*WORK INSTRUCTIONS*
All the entries below should be reproduced exactly.

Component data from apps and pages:
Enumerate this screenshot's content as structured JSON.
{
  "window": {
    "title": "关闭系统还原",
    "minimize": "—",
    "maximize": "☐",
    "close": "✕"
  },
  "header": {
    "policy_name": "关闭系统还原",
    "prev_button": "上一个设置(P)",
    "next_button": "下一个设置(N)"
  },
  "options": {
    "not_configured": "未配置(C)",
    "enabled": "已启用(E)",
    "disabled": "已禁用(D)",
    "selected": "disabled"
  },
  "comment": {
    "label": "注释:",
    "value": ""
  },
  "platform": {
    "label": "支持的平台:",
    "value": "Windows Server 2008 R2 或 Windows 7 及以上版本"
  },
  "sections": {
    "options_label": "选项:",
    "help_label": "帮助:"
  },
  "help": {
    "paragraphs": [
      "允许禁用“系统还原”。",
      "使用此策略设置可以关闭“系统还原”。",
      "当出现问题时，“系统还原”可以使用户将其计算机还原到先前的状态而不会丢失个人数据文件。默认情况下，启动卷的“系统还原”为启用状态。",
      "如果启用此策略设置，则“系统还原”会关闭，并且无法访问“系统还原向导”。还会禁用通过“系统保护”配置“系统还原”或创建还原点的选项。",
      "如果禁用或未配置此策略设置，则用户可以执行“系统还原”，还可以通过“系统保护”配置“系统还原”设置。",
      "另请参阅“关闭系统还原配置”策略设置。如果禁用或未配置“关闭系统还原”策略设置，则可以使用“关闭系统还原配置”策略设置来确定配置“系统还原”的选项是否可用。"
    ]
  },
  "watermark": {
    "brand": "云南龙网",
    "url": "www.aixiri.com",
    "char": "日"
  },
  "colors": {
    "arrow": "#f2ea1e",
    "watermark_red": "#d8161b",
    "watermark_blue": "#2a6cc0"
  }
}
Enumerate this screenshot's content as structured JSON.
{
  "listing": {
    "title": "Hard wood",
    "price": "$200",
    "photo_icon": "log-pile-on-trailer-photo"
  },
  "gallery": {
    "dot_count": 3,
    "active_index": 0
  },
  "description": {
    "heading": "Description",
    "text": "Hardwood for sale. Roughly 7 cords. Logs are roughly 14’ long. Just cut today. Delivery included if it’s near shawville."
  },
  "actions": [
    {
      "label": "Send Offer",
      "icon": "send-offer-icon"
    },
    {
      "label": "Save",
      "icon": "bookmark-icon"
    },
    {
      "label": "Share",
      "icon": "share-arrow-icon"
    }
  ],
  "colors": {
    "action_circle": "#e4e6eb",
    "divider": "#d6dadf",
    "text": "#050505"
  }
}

*SOLUTION TO THIS TASK*
Enumerate this screenshot's content as structured JSON.
{
  "window": {
    "title": "关闭系统还原",
    "minimize": "—",
    "maximize": "☐",
    "close": "✕"
  },
  "header": {
    "policy_name": "关闭系统还原",
    "prev_button": "上一个设置(P)",
    "next_button": "下一个设置(N)"
  },
  "options": {
    "not_configured": "未配置(C)",
    "enabled": "已启用(E)",
    "disabled": "已禁用(D)",
    "selected": "disabled"
  },
  "comment": {
    "label": "注释:",
    "value": ""
  },
  "platform": {
    "label": "支持的平台:",
    "value": "Windows Server 2008 R2 或 Windows 7 及以上版本"
  },
  "sections": {
    "options_label": "选项:",
    "help_label": "帮助:"
  },
  "help": {
    "paragraphs": [
      "允许禁用“系统还原”。",
      "使用此策略设置可以关闭“系统还原”。",
      "当出现问题时，“系统还原”可以使用户将其计算机还原到先前的状态而不会丢失个人数据文件。默认情况下，启动卷的“系统还原”为启用状态。",
      "如果启用此策略设置，则“系统还原”会关闭，并且无法访问“系统还原向导”。还会禁用通过“系统保护”配置“系统还原”或创建还原点的选项。",
      "如果禁用或未配置此策略设置，则用户可以执行“系统还原”，还可以通过“系统保护”配置“系统还原”设置。",
      "另请参阅“关闭系统还原配置”策略设置。如果禁用或未配置“关闭系统还原”策略设置，则可以使用“关闭系统还原配置”策略设置来确定配置“系统还原”的选项是否可用。"
    ]
  },
  "watermark": {
    "brand": "云南龙网",
    "url": "www.aixiri.com",
    "char": "日"
  },
  "colors": {
    "arrow": "#f2ea1e",
    "watermark_red": "#d8161b",
    "watermark_blue": "#2a6cc0"
  }
}
Enumerate this screenshot's content as structured JSON.
{
  "listing": {
    "title": "Hard wood",
    "price": "$200",
    "photo_icon": "log-pile-on-trailer-photo"
  },
  "gallery": {
    "dot_count": 3,
    "active_index": 0
  },
  "description": {
    "heading": "Description",
    "text": "Hardwood for sale. Roughly 7 cords. Logs are roughly 14’ long. Just cut today. Delivery included if it’s near shawville."
  },
  "actions": [
    {
      "label": "Send Offer",
      "icon": "send-offer-icon"
    },
    {
      "label": "Save",
      "icon": "bookmark-icon"
    },
    {
      "label": "Share",
      "icon": "share-arrow-icon"
    }
  ],
  "colors": {
    "action_circle": "#e4e6eb",
    "divider": "#d6dadf",
    "text": "#050505"
  }
}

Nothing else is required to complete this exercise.